UMDNJ Brainiac: Natalie Hyppolite
words by Doris Cortes-Delgado / photograph by David Howarth
atalie Hyppolite, a second-year medical student at SOM, is one of three outstanding students who are the first recipients of the Edward J. Ill Excellence in Medicine Scholarship. “I was so surprised and excited. I couldn’t believe it. It was an amazing feeling and experience,” she says.
As a child, she enjoyed watching medical shows, particularly Rescue 911. “The first time I said I wanted to become a doctor, I was in the 4th or 5th grade,” she remembers. “My parents realized how serious I was and did whatever they could to help me.”
Born in Brooklyn, NY, to Haitian parents, Hyppolite lived in Long Island for six years before her father got a job transfer to Cape Canaveral, FL. Her parents enrolled her in Catholic school in the fourth grade. “They were all about the value of education and were willing to make sacrifices to make sure my sister and I got the best possible,” she says.
In high school, she played varsity softball, basketball and volleyball. She attended St. John's University for one year, where she played Division 1 volleyball. Because of the high cost of living in New York, she transferred to the University of North Florida in Jacksonville, where the Florida Bright Future Scholarship paid 100 percent of her tuition.
Hyppolite learned about SOM from a cousin who graduated from there in 2005. First, she earned a master’s degree in biomedical science at GSBS in Stratford. Then, while applying to medical schools, she worked full-time in a trauma center in Nyack, NY, where she still works per diem. “I enjoy the pace and people there,” she states. “I do rotations with the physicians, helping with securing information for their charts and other indirect aspects of patient management.”
At the medical school, she serves as class officer and is one of two Honor Code representatives, helping to deal with issues that may arise related to professionalism, ethics and the student handbook. Hyppolite is also president of the Student National Medical Association. On January 22, she helped coordinate a conference for the NJ/NY Minority Association of Premedical Students, which attracted more than 120 participants. “The purpose of the organization is to increase diversity in medicine and also push for more community service to help the underserved,” she explains.

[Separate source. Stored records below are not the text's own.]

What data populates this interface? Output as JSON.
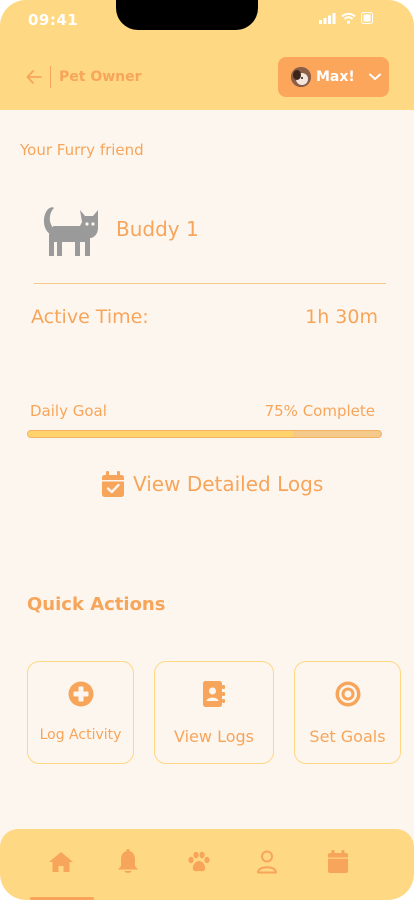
{
  "status_bar": {
    "time": "09:41"
  },
  "header": {
    "role_label": "Pet Owner",
    "user_name": "Max!",
    "icons": [
      "back-arrow-icon",
      "chevron-down-icon"
    ]
  },
  "pet": {
    "section_label": "Your Furry friend",
    "name": "Buddy 1",
    "icon": "cat-icon"
  },
  "activity": {
    "active_time_label": "Active Time:",
    "active_time_value": "1h 30m"
  },
  "goal": {
    "label": "Daily Goal",
    "status": "75% Complete",
    "progress": 0.75
  },
  "logs_link": {
    "label": "View Detailed Logs",
    "icon": "calendar-check-icon"
  },
  "quick_actions": {
    "title": "Quick Actions",
    "items": [
      {
        "label": "Log Activity",
        "icon": "plus-circle-icon"
      },
      {
        "label": "View Logs",
        "icon": "address-book-icon"
      },
      {
        "label": "Set Goals",
        "icon": "target-icon"
      }
    ]
  },
  "bottom_nav": {
    "items": [
      "home-icon",
      "bell-icon",
      "paw-icon",
      "user-icon",
      "calendar-icon"
    ],
    "active": "home-icon"
  },
  "colors": {
    "accent": "#f7a55a",
    "header_bg": "#ffd883",
    "page_bg": "#fcf6ef",
    "button_bg": "#fca65c"
  }
}
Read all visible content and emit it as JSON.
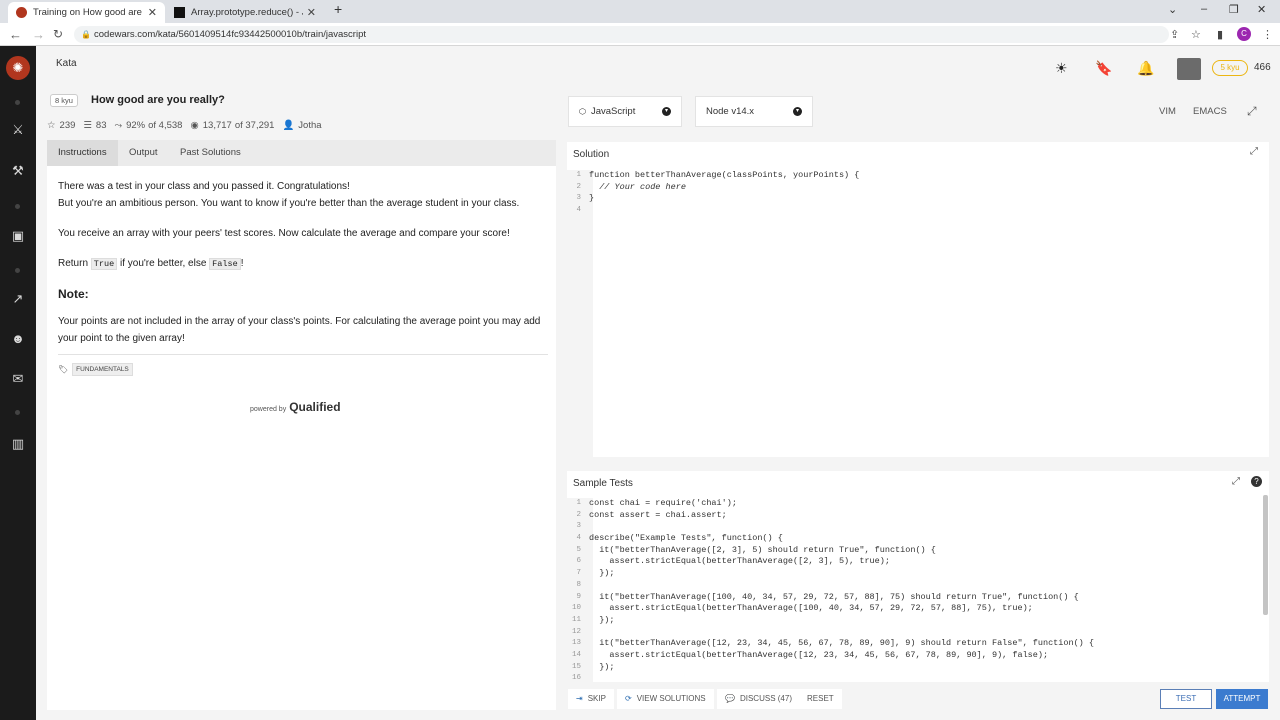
{
  "browser": {
    "tabs": [
      {
        "title": "Training on How good are you really? | Codewars",
        "active": true
      },
      {
        "title": "Array.prototype.reduce() - JavaScript | MDN",
        "active": false
      }
    ],
    "url": "codewars.com/kata/5601409514fc93442500010b/train/javascript",
    "profile_initial": "C"
  },
  "header": {
    "kata_link": "Kata",
    "rank_badge": "5 kyu",
    "honor": "466"
  },
  "kata": {
    "kyu": "8 kyu",
    "title": "How good are you really?",
    "stats": {
      "stars": "239",
      "collections": "83",
      "satisfaction": "92%",
      "satisfaction_of": "of 4,538",
      "completed": "13,717",
      "completed_of": "of 37,291",
      "author": "Jotha"
    },
    "tabs": [
      "Instructions",
      "Output",
      "Past Solutions"
    ],
    "description": {
      "line1": "There was a test in your class and you passed it. Congratulations!",
      "line2": "But you're an ambitious person. You want to know if you're better than the average student in your class.",
      "line3": "You receive an array with your peers' test scores. Now calculate the average and compare your score!",
      "return_pre": "Return ",
      "true_code": "True",
      "return_mid": " if you're better, else ",
      "false_code": "False",
      "return_post": "!",
      "note_heading": "Note:",
      "note_text": "Your points are not included in the array of your class's points. For calculating the average point you may add your point to the given array!"
    },
    "tag": "FUNDAMENTALS",
    "powered_by": "powered by",
    "powered_brand": "Qualified"
  },
  "editor": {
    "language": "JavaScript",
    "runtime": "Node v14.x",
    "vim": "VIM",
    "emacs": "EMACS",
    "solution_title": "Solution",
    "solution_lines": [
      "function betterThanAverage(classPoints, yourPoints) {",
      "  // Your code here",
      "}",
      ""
    ],
    "tests_title": "Sample Tests",
    "test_lines": [
      "const chai = require('chai');",
      "const assert = chai.assert;",
      "",
      "describe(\"Example Tests\", function() {",
      "  it(\"betterThanAverage([2, 3], 5) should return True\", function() {",
      "    assert.strictEqual(betterThanAverage([2, 3], 5), true);",
      "  });",
      "",
      "  it(\"betterThanAverage([100, 40, 34, 57, 29, 72, 57, 88], 75) should return True\", function() {",
      "    assert.strictEqual(betterThanAverage([100, 40, 34, 57, 29, 72, 57, 88], 75), true);",
      "  });",
      "",
      "  it(\"betterThanAverage([12, 23, 34, 45, 56, 67, 78, 89, 90], 9) should return False\", function() {",
      "    assert.strictEqual(betterThanAverage([12, 23, 34, 45, 56, 67, 78, 89, 90], 9), false);",
      "  });",
      ""
    ]
  },
  "actions": {
    "skip": "SKIP",
    "view_solutions": "VIEW SOLUTIONS",
    "discuss": "DISCUSS (47)",
    "reset": "RESET",
    "test": "TEST",
    "attempt": "ATTEMPT"
  }
}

She is thankful for the many people who have helped her along the way, particularly Judith Lighfoot, DO, a volunteer clinical professor at SOM and infectious disease specialist in Voorhees, who rearranged her schedule to accompany Hyppolite to the scholarship awards dinner when her parents could not be there. “She is a wonderful person. If I become a quarter of the doctor she is, I know I will be just fine,” she comments.
Hyppolite especially loves community service and working with children. “I feel my calling is to serve underserved populations. It’s what I am passionate about,” she states. She has participated in several community projects, including a health fair in Salem County, and Project R.E.A.C.H. (revitalizing education and advancing Camden Health), a medical student initiative to benefit 7th and 8th graders at East Camden Middle School.
“I love working with kids. They are so eager to learn no matter how difficult their circumstances are,” she states.
This past summer, she did an internship at the South Jersey Family Medical Center in Hammonton, helping the Center to reach out to the Haitian migrant farm workers.
With her busy schedule, she finds time to play sports and do Bikram yoga. “Plus, I love to cook and eat. I am a major foodie,” she laughs.
Hyppolite dreams about creating a community health-based business model that can be applied to both rural and urban underserved areas, to boost health as well as their economy. She is especially interested in community sustainable living and gardening. “Maybe I’ll open up a restaurant, since I love the whole foodie thing. The kids from the community can come in and do mini-internships after school to keep them off the streets and give them a trade.”
Hyppolite concludes: “My medical school experience has been really amazing so far in ways I didn’t even expect. I came in thinking, ‘Yeah, I am going to be a doctor and I am going to get my education,’ but all these extra things are like Christmas presents. I couldn't be any happier.”